▶ **How to complete this task**
Could every entry be set down once more, exactly as given?

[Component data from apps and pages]
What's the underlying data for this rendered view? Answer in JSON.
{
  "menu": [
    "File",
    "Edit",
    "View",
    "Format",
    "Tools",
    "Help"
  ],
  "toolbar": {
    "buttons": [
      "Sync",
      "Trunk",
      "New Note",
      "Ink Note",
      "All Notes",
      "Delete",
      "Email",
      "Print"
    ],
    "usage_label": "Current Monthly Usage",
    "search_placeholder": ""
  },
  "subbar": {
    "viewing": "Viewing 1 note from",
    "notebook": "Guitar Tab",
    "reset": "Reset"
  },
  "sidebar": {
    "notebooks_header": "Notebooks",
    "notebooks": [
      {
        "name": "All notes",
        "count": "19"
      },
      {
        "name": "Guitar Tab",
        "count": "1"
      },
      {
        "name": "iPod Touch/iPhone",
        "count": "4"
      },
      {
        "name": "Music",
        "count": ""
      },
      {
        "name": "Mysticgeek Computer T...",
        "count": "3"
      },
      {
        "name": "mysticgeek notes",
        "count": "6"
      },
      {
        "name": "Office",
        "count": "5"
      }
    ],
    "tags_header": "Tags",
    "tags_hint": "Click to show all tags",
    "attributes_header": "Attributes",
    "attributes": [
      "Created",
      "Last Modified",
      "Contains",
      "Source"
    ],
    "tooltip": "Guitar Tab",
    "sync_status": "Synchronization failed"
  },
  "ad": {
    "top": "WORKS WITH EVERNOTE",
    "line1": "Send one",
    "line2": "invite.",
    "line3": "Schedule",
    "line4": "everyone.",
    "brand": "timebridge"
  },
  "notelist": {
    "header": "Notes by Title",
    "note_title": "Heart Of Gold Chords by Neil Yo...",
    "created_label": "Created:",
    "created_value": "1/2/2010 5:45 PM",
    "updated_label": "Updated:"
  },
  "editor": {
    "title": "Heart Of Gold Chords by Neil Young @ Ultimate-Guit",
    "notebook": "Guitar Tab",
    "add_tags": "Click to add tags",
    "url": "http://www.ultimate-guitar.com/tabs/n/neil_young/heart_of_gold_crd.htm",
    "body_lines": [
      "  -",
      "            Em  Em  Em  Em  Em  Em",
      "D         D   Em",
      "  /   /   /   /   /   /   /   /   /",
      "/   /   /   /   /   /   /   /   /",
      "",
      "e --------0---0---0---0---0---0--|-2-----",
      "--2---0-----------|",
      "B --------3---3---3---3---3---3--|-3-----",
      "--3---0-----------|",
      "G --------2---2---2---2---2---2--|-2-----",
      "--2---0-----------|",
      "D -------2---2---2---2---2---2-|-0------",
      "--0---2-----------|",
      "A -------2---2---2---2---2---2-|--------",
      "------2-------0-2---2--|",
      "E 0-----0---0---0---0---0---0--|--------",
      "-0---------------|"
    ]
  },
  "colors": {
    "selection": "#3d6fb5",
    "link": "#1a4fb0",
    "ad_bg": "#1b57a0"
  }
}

▶ **Output**
What's the underlying data for this rendered view? Answer in JSON.
{
  "menu": [
    "File",
    "Edit",
    "View",
    "Format",
    "Tools",
    "Help"
  ],
  "toolbar": {
    "buttons": [
      "Sync",
      "Trunk",
      "New Note",
      "Ink Note",
      "All Notes",
      "Delete",
      "Email",
      "Print"
    ],
    "usage_label": "Current Monthly Usage",
    "search_placeholder": ""
  },
  "subbar": {
    "viewing": "Viewing 1 note from",
    "notebook": "Guitar Tab",
    "reset": "Reset"
  },
  "sidebar": {
    "notebooks_header": "Notebooks",
    "notebooks": [
      {
        "name": "All notes",
        "count": "19"
      },
      {
        "name": "Guitar Tab",
        "count": "1"
      },
      {
        "name": "iPod Touch/iPhone",
        "count": "4"
      },
      {
        "name": "Music",
        "count": ""
      },
      {
        "name": "Mysticgeek Computer T...",
        "count": "3"
      },
      {
        "name": "mysticgeek notes",
        "count": "6"
      },
      {
        "name": "Office",
        "count": "5"
      }
    ],
    "tags_header": "Tags",
    "tags_hint": "Click to show all tags",
    "attributes_header": "Attributes",
    "attributes": [
      "Created",
      "Last Modified",
      "Contains",
      "Source"
    ],
    "tooltip": "Guitar Tab",
    "sync_status": "Synchronization failed"
  },
  "ad": {
    "top": "WORKS WITH EVERNOTE",
    "line1": "Send one",
    "line2": "invite.",
    "line3": "Schedule",
    "line4": "everyone.",
    "brand": "timebridge"
  },
  "notelist": {
    "header": "Notes by Title",
    "note_title": "Heart Of Gold Chords by Neil Yo...",
    "created_label": "Created:",
    "created_value": "1/2/2010 5:45 PM",
    "updated_label": "Updated:"
  },
  "editor": {
    "title": "Heart Of Gold Chords by Neil Young @ Ultimate-Guit",
    "notebook": "Guitar Tab",
    "add_tags": "Click to add tags",
    "url": "http://www.ultimate-guitar.com/tabs/n/neil_young/heart_of_gold_crd.htm",
    "body_lines": [
      "  -",
      "            Em  Em  Em  Em  Em  Em",
      "D         D   Em",
      "  /   /   /   /   /   /   /   /   /",
      "/   /   /   /   /   /   /   /   /",
      "",
      "e --------0---0---0---0---0---0--|-2-----",
      "--2---0-----------|",
      "B --------3---3---3---3---3---3--|-3-----",
      "--3---0-----------|",
      "G --------2---2---2---2---2---2--|-2-----",
      "--2---0-----------|",
      "D -------2---2---2---2---2---2-|-0------",
      "--0---2-----------|",
      "A -------2---2---2---2---2---2-|--------",
      "------2-------0-2---2--|",
      "E 0-----0---0---0---0---0---0--|--------",
      "-0---------------|"
    ]
  },
  "colors": {
    "selection": "#3d6fb5",
    "link": "#1a4fb0",
    "ad_bg": "#1b57a0"
  }
}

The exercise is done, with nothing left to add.